Student Support Team

The Sixth Form’s student support team consists of experienced counsellors and youth workers who will liaise closely with the Sixth Form Leadership Team and academic tutors, as well as accessing help from a range of outside agencies. This ensures that students can receive all the specialist support that may need during the important Sixth Form years. 

To mark Mental Health Awareness Week Mrs Owen and our Student Council put togther a video sharing some strageies for dealing with anxiety.

WCCYM Chaplaincy Team

WCCYM (West Cambridge Christian Youth Ministries) provides a Chaplaincy Team to the college, to offer additional pastoral and spiritual support and development, to students and staff. 

The Chaplaincy team’s pastoral support for students includes one-to-one youth work support, targeted group work and detached youth work. They also offer additional opportunities for spiritual development and reflection, encouraging respect and tolerance for all within a safe space. This happens through formal settings such as lessons and assemblies, and through informal conversations and groups.

Cherie Williamson heads up the WCCYM Chaplaincy Team at Comberton Village College, alongside WCCYM workers Susie Thomson and Nick Slater, as well as a small team of volunteers.


Supporting Mental Health and Wellbeing

Sleep hygiene

A minimum of 8 to 10 hours' good sleep on school nights is recommended for adolescents. This isn’t always easy to achieve with all the digital distractions and school pressures your child might have. If possible If possible, do not have a mobile, tablet, TV or computer in the bedroom at night, as the light from the screen interferes with sleep. Having screens in the bedroom also means your teen is more likely to stay up late interacting with friends on social media. Encourage your teenager to have at least an hour of screen-free time before going to sleep. For more tips look at the NHS page found here.

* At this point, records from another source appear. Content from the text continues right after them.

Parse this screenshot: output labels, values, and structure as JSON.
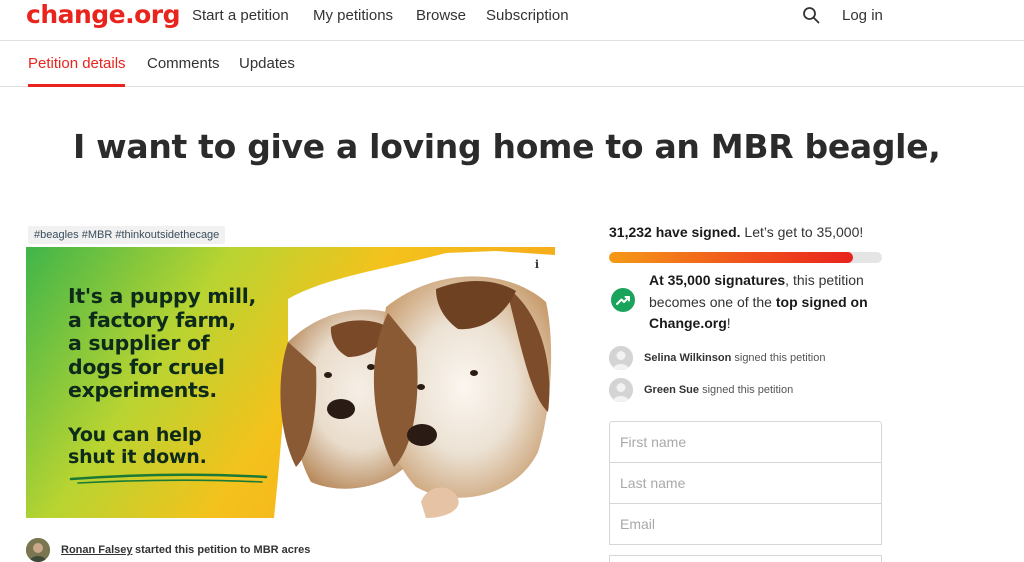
{
  "nav": {
    "logo": "change.org",
    "links": [
      "Start a petition",
      "My petitions",
      "Browse",
      "Subscription"
    ],
    "login": "Log in"
  },
  "tabs": [
    "Petition details",
    "Comments",
    "Updates"
  ],
  "petition": {
    "title": "I want to give a loving home to an MBR beagle,",
    "tags": "#beagles #MBR #thinkoutsidethecage",
    "image_text": [
      "It's a puppy mill,",
      "a factory farm,",
      "a supplier of",
      "dogs for cruel",
      "experiments."
    ],
    "image_cta": [
      "You can help",
      "shut it down."
    ],
    "starter_name": "Ronan Falsey",
    "starter_rest": "started this petition to MBR acres"
  },
  "signatures": {
    "count": "31,232 have signed.",
    "goal_text": "Let’s get to 35,000!",
    "progress_fraction": 0.892,
    "milestone_bold": "At 35,000 signatures",
    "milestone_mid": ", this petition becomes one of the ",
    "milestone_bold2": "top signed on Change.org",
    "milestone_end": "!",
    "recent": [
      {
        "name": "Selina Wilkinson",
        "action": "signed this petition"
      },
      {
        "name": "Green Sue",
        "action": "signed this petition"
      }
    ]
  },
  "form": {
    "first_name_placeholder": "First name",
    "last_name_placeholder": "Last name",
    "email_placeholder": "Email"
  },
  "colors": {
    "brand": "#e8241c",
    "milestone_green": "#1aa35a"
  },
  "icons": {
    "search": "search-icon",
    "milestone": "trending-up-icon",
    "info": "info-icon"
  }
}
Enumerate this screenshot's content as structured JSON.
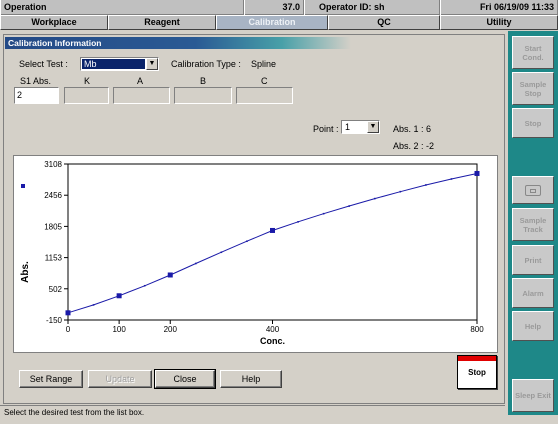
{
  "titlebar": {
    "app": "Operation",
    "value": "37.0",
    "operator": "Operator ID: sh",
    "datetime": "Fri 06/19/09 11:33"
  },
  "tabs": [
    {
      "label": "Workplace",
      "active": false
    },
    {
      "label": "Reagent",
      "active": false
    },
    {
      "label": "Calibration",
      "active": true
    },
    {
      "label": "QC",
      "active": false
    },
    {
      "label": "Utility",
      "active": false
    }
  ],
  "panel": {
    "title": "Calibration Information",
    "select_test_label": "Select Test :",
    "select_test_value": "Mb",
    "calibration_type_label": "Calibration Type :",
    "calibration_type_value": "Spline",
    "param_headers": [
      "S1 Abs.",
      "K",
      "A",
      "B",
      "C"
    ],
    "param_values": [
      "2",
      "",
      "",
      "",
      ""
    ],
    "point_label": "Point :",
    "point_value": "1",
    "abs1": "Abs. 1 :  6",
    "abs2": "Abs. 2 :  -2"
  },
  "chart_data": {
    "type": "line",
    "xlabel": "Conc.",
    "ylabel": "Abs.",
    "x_ticks": [
      "0",
      "100",
      "200",
      "400",
      "800"
    ],
    "y_ticks": [
      "3108",
      "2456",
      "1805",
      "1153",
      "502",
      "-150"
    ],
    "xlim": [
      0,
      800
    ],
    "ylim": [
      -150,
      3108
    ],
    "grid": false,
    "calibration_points": [
      {
        "x": 0,
        "y": 0
      },
      {
        "x": 100,
        "y": 356
      },
      {
        "x": 200,
        "y": 790
      },
      {
        "x": 400,
        "y": 1720
      },
      {
        "x": 800,
        "y": 2910
      }
    ],
    "curve": [
      {
        "x": 0,
        "y": 0
      },
      {
        "x": 50,
        "y": 165
      },
      {
        "x": 100,
        "y": 356
      },
      {
        "x": 150,
        "y": 565
      },
      {
        "x": 200,
        "y": 790
      },
      {
        "x": 250,
        "y": 1030
      },
      {
        "x": 300,
        "y": 1265
      },
      {
        "x": 350,
        "y": 1495
      },
      {
        "x": 400,
        "y": 1720
      },
      {
        "x": 450,
        "y": 1900
      },
      {
        "x": 500,
        "y": 2070
      },
      {
        "x": 550,
        "y": 2230
      },
      {
        "x": 600,
        "y": 2385
      },
      {
        "x": 650,
        "y": 2530
      },
      {
        "x": 700,
        "y": 2670
      },
      {
        "x": 750,
        "y": 2795
      },
      {
        "x": 800,
        "y": 2910
      }
    ],
    "legend_marker": "blue square",
    "color": "#1a1aa8"
  },
  "buttons": {
    "set_range": "Set Range",
    "update": "Update",
    "close": "Close",
    "help": "Help",
    "stop": "Stop"
  },
  "sidebar": [
    {
      "label": "Start Cond."
    },
    {
      "label": "Sample Stop"
    },
    {
      "label": "Stop"
    },
    {
      "label": "monitor-icon",
      "icon": true
    },
    {
      "label": "Sample Track"
    },
    {
      "label": "Print"
    },
    {
      "label": "Alarm"
    },
    {
      "label": "Help"
    },
    {
      "label": "Sleep Exit"
    }
  ],
  "status": "Select the desired test from the list box.",
  "colors": {
    "header_blue": "#244a86",
    "sidebar_teal": "#1e8888",
    "curve": "#1a1aa8",
    "stop_red": "#e00000"
  }
}
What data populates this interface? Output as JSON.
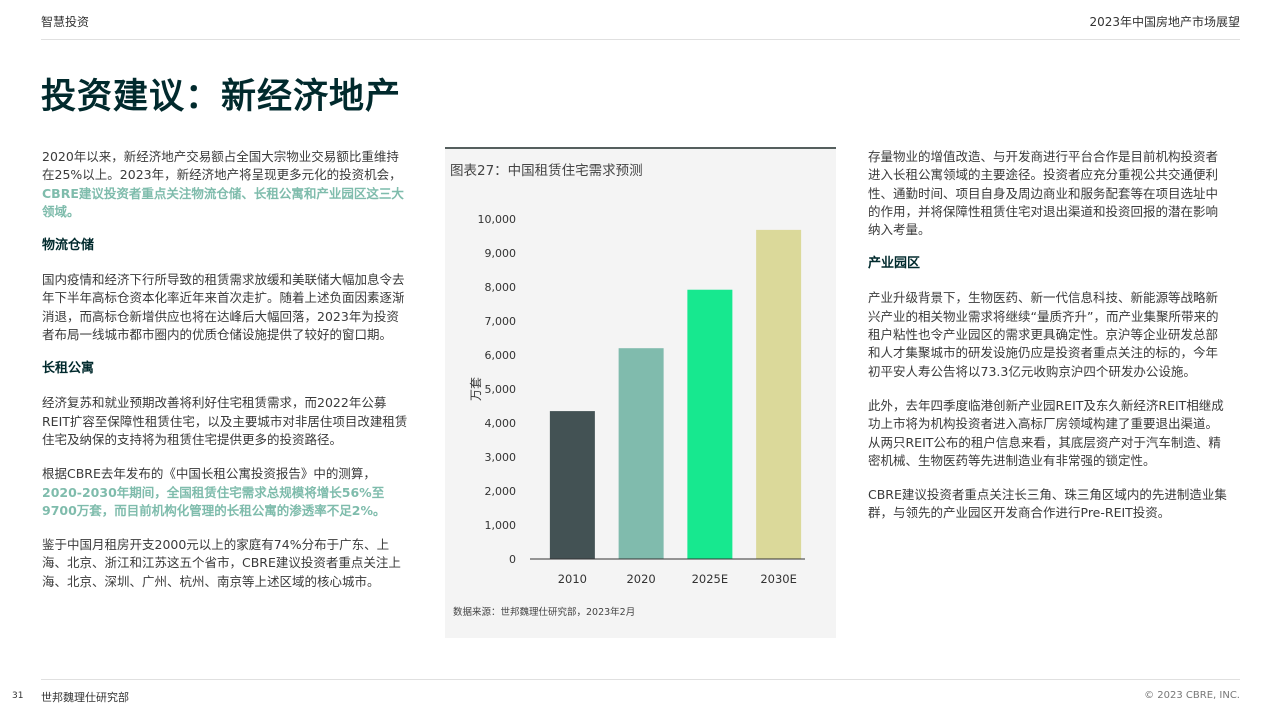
{
  "header": {
    "section": "智慧投资",
    "report": "2023年中国房地产市场展望"
  },
  "title": "投资建议：新经济地产",
  "left": {
    "intro_text": "2020年以来，新经济地产交易额占全国大宗物业交易额比重维持在25%以上。2023年，新经济地产将呈现更多元化的投资机会，",
    "intro_highlight": "CBRE建议投资者重点关注物流仓储、长租公寓和产业园区这三大领域。",
    "logistics_heading": "物流仓储",
    "logistics_text": "国内疫情和经济下行所导致的租赁需求放缓和美联储大幅加息令去年下半年高标仓资本化率近年来首次走扩。随着上述负面因素逐渐消退，而高标仓新增供应也将在达峰后大幅回落，2023年为投资者布局一线城市都市圈内的优质仓储设施提供了较好的窗口期。",
    "apartment_heading": "长租公寓",
    "apartment_text1": "经济复苏和就业预期改善将利好住宅租赁需求，而2022年公募REIT扩容至保障性租赁住宅，以及主要城市对非居住项目改建租赁住宅及纳保的支持将为租赁住宅提供更多的投资路径。",
    "apartment_text2": "根据CBRE去年发布的《中国长租公寓投资报告》中的测算，",
    "apartment_highlight": "2020-2030年期间，全国租赁住宅需求总规模将增长56%至9700万套，而目前机构化管理的长租公寓的渗透率不足2%。",
    "apartment_text3": "鉴于中国月租房开支2000元以上的家庭有74%分布于广东、上海、北京、浙江和江苏这五个省市，CBRE建议投资者重点关注上海、北京、深圳、广州、杭州、南京等上述区域的核心城市。"
  },
  "right": {
    "continued_text": "存量物业的增值改造、与开发商进行平台合作是目前机构投资者进入长租公寓领域的主要途径。投资者应充分重视公共交通便利性、通勤时间、项目自身及周边商业和服务配套等在项目选址中的作用，并将保障性租赁住宅对退出渠道和投资回报的潜在影响纳入考量。",
    "park_heading": "产业园区",
    "park_text1": "产业升级背景下，生物医药、新一代信息科技、新能源等战略新兴产业的相关物业需求将继续“量质齐升”，而产业集聚所带来的租户粘性也令产业园区的需求更具确定性。京沪等企业研发总部和人才集聚城市的研发设施仍应是投资者重点关注的标的，今年初平安人寿公告将以73.3亿元收购京沪四个研发办公设施。",
    "park_text2": "此外，去年四季度临港创新产业园REIT及东久新经济REIT相继成功上市将为机构投资者进入高标厂房领域构建了重要退出渠道。从两只REIT公布的租户信息来看，其底层资产对于汽车制造、精密机械、生物医药等先进制造业有非常强的锁定性。",
    "park_text3": "CBRE建议投资者重点关注长三角、珠三角区域内的先进制造业集群，与领先的产业园区开发商合作进行Pre-REIT投资。"
  },
  "chart_data": {
    "type": "bar",
    "title": "图表27：中国租赁住宅需求预测",
    "categories": [
      "2010",
      "2020",
      "2025E",
      "2030E"
    ],
    "values": [
      4350,
      6200,
      7920,
      9680
    ],
    "colors": [
      "#435254",
      "#80bbad",
      "#17e88f",
      "#dbd99a"
    ],
    "ylabel": "万套",
    "xlabel": "",
    "ylim": [
      0,
      10000
    ],
    "yticks": [
      "0",
      "1,000",
      "2,000",
      "3,000",
      "4,000",
      "5,000",
      "6,000",
      "7,000",
      "8,000",
      "9,000",
      "10,000"
    ],
    "source": "数据来源：世邦魏理仕研究部，2023年2月"
  },
  "footer": {
    "page": "31",
    "org": "世邦魏理仕研究部",
    "copyright": "© 2023 CBRE, INC."
  }
}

A clear and consistent routine at home can help with managing feelings of uncertainty and stress. Where possible give warning about changes to this routine to help your child feel in control and allow them to talk through any concerns that they might have about changes. For further tips on parenting during the pandemic have a look at the UNICEF guidance found here.

Physical well-being

Students should try to be as physically active as possible. There is a very strong link between physical wellbeing and mental wellbeing.Fitness challenges like Couch to 5K can be a great opportunity for the whole family to get some physical activity into your life. Ideas on how to help your child with physical activity can be found on the NHS page here

Create opportunities to talk about feelings

 Where possible think about opportunities to talk about how you and your child are feeling. The Anna Freud Centre has produced a really useful resource for parents and carers on ways to talk about mental health it can be found here .

Where to Find Help

What do I do if my child has a mental health crisis?

If you feel that your child is unable to cope and is a risk to themselves or other people seek advice from 111 and dial 2 to get support from mental health teams. If you have an emergency dial 999 to get immediate support.

If you have concerns about your child’s well-being and need advice the school has an email address which is checked daily – this is:

What other resources are available?

The Anna Freud National Centre for Children and Families has some good guidance for parents and carers:  Anna Freud Centre - Advice for Parents & Carers

Local guidance on support and mental health can be found here:

Online counselling for children and young people can be found here:


Guidance on safeguarding children during school closure:

Guidance on online safety -

Support for those experiencing domestic abuse and sexual violence –

(national) (local)

Papyrus – this charity aims to support those experiencing suicidal thoughts and friends and families affected by another person’s suicide.